And so I wrapped myself in a blanket and pulled out Eliot Coleman’s book The Winter Harvest Handbook: Year-Round Vegetable Production Using Deep-Organic Techniques and Unheated Greenhouses. He is a lovely writer and a phenomenal treasure trove of great growing systems and hard facts about how he does what he does at Four Season Farm.

He set me straight, assured me plants to want to grow through the winter and it can all be quite simple and straightforward. He had an especially amazing perspective on disease and pest management in the greenhouse, which just the thought of what I don’t know and understand, makes me shake in my bones. He sums up his approach when he states “nature makes sense”.

Whew, okay.

So when problems do hit and your plants aren’t doing so hot the question begs, what am I doing wrong? Well here is a great list of questions to help your identify your misstep and start on the road of growing healthy happy plants that will do their best to resist the temptations of pests and disease.

In the words of Elliot Coleman, ask yourself:

  • Is the soil ready for that crop, or should the rotation or choice of cultural practices be changes? (Some, like the Brassica, benefit from higher nitrogen availability; others, like tomatoes, will produce all leaves and no fruit when given extra nitrogen.)
  • How long ago were the green manure or crop residues turned under? (Three weeks is the minimum. The soil bacteria need time to digest the green matter and return the soil to its balanced state.)
  • Was the compost mature? (…Immature compost can cause a wide range of problems.)
  • What was the preceding crop? (If it was a heavy feeder, are more nutrients necessary?)
  • Have you corrected the mineral deficiencies indicated by your soil test? (Trace elements can often be the key. You need a complete soil analysis to get that information.)
  • Were the transplants stressed? (If transplanting on a dry, windy day, you need to irrigate immediately…)
  • Have you chisel-plowed or subsoiled to break up the hardpan? (Impenetrable or airless conditions under the surface are invisible until you plant a crop and then wonder why it is having problems. Take a shovel and do some digging to find out.)
(From The Winter Harvest Handbook, 2009, pg. 182)

I’m on my way to the library now to pick up his other well-known book, The Four Season Harvest: How to Harvest Fresh Organic Vegetables From Your Home Gardens All Year Long. I’m not sure what other wisdom it will bestow but I will keep you posted. 

Written by: Garity Chapman

Thirty-Six Greenhouses of Dawson City, Yukon.

Photos taken in the summer of 2006 by Rebecca Singer.

Please come join us celebrating the grand opening of The Bloomfield Community Greenhouse.

Grand opening is between 2-5 on Saturday, October 15th, 2011.

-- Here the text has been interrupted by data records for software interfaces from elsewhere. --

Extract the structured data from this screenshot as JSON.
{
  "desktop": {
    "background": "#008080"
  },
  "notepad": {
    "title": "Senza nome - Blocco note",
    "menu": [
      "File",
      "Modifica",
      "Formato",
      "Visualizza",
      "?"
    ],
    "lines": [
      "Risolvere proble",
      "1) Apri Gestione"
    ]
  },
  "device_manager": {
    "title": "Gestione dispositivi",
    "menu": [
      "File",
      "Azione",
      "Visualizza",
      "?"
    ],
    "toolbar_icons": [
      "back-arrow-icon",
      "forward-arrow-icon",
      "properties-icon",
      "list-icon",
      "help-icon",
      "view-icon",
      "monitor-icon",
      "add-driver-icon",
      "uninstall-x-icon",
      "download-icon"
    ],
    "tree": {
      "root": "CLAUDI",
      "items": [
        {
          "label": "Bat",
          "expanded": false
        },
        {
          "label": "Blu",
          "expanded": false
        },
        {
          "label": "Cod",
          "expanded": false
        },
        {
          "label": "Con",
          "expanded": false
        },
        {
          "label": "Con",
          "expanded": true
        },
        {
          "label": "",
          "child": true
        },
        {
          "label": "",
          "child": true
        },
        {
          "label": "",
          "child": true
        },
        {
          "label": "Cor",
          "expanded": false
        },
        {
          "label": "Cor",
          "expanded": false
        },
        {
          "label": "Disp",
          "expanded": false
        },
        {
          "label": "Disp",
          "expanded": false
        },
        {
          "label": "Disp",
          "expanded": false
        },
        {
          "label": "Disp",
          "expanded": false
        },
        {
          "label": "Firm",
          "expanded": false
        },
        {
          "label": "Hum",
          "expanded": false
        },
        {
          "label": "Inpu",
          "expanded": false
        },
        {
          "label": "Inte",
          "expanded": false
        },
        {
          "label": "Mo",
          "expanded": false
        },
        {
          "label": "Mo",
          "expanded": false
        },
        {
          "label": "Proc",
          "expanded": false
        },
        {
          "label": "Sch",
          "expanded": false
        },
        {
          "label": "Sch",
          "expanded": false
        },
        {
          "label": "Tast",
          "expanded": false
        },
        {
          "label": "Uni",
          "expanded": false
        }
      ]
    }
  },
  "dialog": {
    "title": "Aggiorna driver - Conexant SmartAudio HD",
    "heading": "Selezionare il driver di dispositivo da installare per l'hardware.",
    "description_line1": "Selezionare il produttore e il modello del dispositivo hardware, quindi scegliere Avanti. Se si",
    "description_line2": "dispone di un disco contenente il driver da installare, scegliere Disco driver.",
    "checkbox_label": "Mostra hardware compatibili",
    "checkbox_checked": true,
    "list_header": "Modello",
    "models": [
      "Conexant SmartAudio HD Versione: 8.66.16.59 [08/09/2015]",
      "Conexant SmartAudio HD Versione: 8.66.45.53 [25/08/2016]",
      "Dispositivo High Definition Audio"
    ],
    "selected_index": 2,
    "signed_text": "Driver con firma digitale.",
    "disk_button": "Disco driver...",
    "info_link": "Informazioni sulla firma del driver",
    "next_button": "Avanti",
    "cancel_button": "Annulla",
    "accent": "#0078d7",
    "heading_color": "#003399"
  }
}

* The passive solar community greenhouse is a collaboration between the Ecology Action Centre and Imagine Bloomfield. The greenhouse will be run by community gardeners, part of a native plant pollinator project, closely linked to the Bloomfield Community Garden and to urban food production projects in HRM.